Silk amino acids improve physical stamina and male reproductive function of mice.
Shin S, Yeon S, Park D, Oh J, Kang H, Kim S, Joo SS, Lim WT, Lee JY, Choi KC, Kim KY, Kim SU, Kim JC, Kim YB.
College of Veterinary Medicine and Research Institute of Veterinary Medicine, Chungbuk National University.

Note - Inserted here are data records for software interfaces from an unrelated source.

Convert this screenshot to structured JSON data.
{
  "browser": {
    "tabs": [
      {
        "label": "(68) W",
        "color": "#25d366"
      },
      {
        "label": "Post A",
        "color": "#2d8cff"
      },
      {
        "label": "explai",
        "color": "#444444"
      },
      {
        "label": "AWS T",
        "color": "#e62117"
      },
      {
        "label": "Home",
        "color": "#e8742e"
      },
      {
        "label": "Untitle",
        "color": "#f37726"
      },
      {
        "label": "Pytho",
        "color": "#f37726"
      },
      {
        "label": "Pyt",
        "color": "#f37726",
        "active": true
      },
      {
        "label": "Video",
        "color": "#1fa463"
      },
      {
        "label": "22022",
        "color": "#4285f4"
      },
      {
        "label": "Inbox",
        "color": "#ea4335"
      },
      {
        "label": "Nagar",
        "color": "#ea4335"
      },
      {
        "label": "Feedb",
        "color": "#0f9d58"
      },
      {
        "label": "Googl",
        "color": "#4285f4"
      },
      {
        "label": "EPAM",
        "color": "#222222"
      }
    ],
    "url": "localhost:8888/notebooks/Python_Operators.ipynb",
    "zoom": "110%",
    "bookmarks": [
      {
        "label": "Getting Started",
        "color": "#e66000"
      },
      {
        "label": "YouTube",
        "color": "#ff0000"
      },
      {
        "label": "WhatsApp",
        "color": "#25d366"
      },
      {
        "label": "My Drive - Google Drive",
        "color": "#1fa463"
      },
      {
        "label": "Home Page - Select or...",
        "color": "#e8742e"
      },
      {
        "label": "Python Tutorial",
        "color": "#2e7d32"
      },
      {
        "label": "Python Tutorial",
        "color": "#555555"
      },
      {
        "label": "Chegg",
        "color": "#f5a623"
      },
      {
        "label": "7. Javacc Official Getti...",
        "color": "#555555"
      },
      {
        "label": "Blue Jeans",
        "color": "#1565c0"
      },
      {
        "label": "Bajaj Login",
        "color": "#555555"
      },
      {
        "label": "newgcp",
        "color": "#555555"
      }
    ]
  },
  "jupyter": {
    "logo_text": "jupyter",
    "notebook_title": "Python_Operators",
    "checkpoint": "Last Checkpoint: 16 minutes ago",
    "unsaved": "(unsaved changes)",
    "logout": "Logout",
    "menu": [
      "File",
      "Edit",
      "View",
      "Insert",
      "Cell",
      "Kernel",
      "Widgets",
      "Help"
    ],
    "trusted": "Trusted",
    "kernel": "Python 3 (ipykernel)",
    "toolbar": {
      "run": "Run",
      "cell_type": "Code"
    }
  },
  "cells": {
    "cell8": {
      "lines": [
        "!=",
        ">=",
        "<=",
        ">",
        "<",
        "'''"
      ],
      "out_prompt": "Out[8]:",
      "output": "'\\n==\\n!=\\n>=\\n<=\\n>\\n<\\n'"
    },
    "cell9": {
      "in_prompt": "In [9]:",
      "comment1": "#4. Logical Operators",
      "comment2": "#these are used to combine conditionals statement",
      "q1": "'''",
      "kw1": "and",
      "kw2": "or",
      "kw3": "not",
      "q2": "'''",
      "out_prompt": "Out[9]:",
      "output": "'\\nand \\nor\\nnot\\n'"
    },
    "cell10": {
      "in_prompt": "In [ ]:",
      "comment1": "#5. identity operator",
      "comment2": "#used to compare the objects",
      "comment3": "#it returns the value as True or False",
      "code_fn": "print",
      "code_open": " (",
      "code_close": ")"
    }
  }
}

The effects of a silk amino acid (SAA) preparation on the physical stamina and male reproductive function of mice were investigated. Eight-week-old male ICR mice (29-31 g) were orally administered SAA (50, 160 or 500 mg/kg) for 44 d during 30-min daily swimming exercise. The mice were subjected to a weight-loaded (5% of body weight) forced swimming on the 14th, 28th and 42nd day to determine maximum swimming time, and after a 2-d recovery period (treated with SAA without swimming exercise), parameters related to fatigue and reproductive function were analyzed from blood, muscles and reproductive organs. Repeated swimming exercise increased the maximum swimming time to some extent, in spite of a marked reduction in body weight gain, and SAA further enhanced the stamina in a dose-dependent manner. Forced swimming exercises increased blood parameters of tissue injury, but depleted blood glucose and tissue glycogen, which were substantially prevented by SAA treatment. In addition, SAA significantly reduced the muscular thiobarbituric acid-reactive substances and blood corticosterone content increased by forced swimming. Swimming exercise decreased the blood Testosterone level, which was recovered by SAA, leading to enhanced sperm counts. These combined results indicate that SAA not only enhances physical stamina by minimizing damage to tissues, including muscles, as well as preventing energy depletion caused by swimming stress, but also improves male reproductive function by increasing testosterone and sperm counts.